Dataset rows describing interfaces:
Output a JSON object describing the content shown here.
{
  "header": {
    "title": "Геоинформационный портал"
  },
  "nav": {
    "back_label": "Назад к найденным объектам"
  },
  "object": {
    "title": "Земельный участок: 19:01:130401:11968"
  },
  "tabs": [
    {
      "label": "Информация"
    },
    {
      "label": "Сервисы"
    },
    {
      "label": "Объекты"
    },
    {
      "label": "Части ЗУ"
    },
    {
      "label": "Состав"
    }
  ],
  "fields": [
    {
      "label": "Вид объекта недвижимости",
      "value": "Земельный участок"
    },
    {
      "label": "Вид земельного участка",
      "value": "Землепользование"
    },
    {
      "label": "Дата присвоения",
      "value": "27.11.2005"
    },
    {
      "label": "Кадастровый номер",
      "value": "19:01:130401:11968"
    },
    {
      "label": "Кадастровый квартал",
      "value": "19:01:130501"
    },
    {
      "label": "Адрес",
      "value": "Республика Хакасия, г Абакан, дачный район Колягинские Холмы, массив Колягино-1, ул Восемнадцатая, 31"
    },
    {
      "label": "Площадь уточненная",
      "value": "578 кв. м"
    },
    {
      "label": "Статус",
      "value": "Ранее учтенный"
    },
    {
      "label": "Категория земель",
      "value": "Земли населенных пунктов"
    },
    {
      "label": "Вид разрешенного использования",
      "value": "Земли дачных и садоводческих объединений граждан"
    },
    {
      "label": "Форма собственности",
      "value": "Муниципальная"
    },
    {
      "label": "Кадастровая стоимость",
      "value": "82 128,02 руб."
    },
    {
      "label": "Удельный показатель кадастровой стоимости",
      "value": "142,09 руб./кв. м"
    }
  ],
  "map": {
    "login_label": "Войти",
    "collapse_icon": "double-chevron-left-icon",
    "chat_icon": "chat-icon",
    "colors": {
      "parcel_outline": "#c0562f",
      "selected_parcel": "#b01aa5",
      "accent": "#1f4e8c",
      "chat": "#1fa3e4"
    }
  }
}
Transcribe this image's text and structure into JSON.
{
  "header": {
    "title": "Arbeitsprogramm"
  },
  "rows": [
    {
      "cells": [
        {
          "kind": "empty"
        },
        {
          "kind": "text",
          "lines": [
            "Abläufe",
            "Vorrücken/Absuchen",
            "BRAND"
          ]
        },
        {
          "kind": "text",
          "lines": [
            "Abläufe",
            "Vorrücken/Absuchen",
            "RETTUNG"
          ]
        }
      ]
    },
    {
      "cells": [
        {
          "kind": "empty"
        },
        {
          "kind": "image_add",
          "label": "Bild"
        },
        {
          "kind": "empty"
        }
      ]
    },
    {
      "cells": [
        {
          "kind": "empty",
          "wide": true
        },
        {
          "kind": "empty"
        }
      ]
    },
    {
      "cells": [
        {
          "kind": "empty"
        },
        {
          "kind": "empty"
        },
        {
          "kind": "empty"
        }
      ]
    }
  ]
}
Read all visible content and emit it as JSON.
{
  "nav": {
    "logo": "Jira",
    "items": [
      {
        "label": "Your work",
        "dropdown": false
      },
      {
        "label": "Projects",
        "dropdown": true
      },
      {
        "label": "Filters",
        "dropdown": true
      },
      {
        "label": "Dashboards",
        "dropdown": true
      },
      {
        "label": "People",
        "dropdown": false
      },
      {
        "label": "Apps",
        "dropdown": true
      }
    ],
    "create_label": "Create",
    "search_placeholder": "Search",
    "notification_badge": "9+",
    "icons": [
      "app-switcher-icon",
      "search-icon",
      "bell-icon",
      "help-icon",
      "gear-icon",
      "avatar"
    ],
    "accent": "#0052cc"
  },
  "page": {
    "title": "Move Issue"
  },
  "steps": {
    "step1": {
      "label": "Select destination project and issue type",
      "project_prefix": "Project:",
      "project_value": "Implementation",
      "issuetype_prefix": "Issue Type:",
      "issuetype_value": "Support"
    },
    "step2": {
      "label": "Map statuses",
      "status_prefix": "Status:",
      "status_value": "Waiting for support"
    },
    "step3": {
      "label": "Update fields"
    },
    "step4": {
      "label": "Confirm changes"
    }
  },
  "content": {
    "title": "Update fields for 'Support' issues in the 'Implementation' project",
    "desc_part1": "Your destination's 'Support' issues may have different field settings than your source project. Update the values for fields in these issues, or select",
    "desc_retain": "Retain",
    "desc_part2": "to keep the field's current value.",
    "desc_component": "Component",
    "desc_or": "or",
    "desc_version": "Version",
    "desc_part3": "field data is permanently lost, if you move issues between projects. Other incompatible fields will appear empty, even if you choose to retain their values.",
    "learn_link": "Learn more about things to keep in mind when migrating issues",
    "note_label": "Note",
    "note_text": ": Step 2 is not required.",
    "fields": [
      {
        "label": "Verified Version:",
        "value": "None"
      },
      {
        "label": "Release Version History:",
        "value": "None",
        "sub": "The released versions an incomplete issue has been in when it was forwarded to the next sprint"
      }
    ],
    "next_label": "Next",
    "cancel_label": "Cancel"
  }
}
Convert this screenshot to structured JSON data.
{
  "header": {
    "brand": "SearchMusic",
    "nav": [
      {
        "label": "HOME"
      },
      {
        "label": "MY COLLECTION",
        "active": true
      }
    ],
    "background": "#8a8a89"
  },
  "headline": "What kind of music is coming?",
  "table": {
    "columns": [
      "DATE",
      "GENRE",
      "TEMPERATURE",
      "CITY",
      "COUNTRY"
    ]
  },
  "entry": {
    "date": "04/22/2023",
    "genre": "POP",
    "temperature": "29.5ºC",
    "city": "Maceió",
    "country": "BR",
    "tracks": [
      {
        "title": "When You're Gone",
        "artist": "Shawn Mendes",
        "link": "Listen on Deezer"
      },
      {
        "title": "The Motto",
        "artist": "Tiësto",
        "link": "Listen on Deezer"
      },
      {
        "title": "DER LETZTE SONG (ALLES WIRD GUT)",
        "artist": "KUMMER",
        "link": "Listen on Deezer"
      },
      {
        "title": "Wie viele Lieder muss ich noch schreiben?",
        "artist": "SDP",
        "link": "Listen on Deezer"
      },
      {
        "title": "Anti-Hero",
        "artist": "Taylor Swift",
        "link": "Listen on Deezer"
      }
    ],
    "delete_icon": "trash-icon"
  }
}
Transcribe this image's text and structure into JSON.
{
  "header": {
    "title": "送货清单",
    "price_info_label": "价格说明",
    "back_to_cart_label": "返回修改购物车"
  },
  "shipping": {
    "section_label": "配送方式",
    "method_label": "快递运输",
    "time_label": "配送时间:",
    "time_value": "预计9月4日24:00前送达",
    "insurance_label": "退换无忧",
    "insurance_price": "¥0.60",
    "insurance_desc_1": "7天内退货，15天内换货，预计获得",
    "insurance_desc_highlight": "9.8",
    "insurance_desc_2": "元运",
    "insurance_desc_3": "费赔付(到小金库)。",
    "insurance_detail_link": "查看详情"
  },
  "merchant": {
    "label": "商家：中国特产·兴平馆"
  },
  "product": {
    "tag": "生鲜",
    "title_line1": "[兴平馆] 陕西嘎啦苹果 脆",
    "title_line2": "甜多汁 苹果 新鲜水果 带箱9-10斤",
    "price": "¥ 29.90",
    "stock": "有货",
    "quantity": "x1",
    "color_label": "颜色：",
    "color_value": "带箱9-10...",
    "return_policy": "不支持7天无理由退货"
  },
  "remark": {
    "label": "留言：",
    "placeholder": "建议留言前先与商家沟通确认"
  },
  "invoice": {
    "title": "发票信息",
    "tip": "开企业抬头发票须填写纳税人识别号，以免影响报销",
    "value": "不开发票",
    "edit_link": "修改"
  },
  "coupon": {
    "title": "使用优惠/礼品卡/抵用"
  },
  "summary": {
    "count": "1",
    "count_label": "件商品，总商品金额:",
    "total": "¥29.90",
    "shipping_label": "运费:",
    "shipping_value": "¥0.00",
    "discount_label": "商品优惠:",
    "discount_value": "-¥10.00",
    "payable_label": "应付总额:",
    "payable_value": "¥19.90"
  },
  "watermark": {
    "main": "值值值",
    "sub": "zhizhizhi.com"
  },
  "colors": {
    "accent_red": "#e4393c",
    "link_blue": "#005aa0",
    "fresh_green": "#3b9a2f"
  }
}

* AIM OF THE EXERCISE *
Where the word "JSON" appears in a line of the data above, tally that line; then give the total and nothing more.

* SOLUTION *
5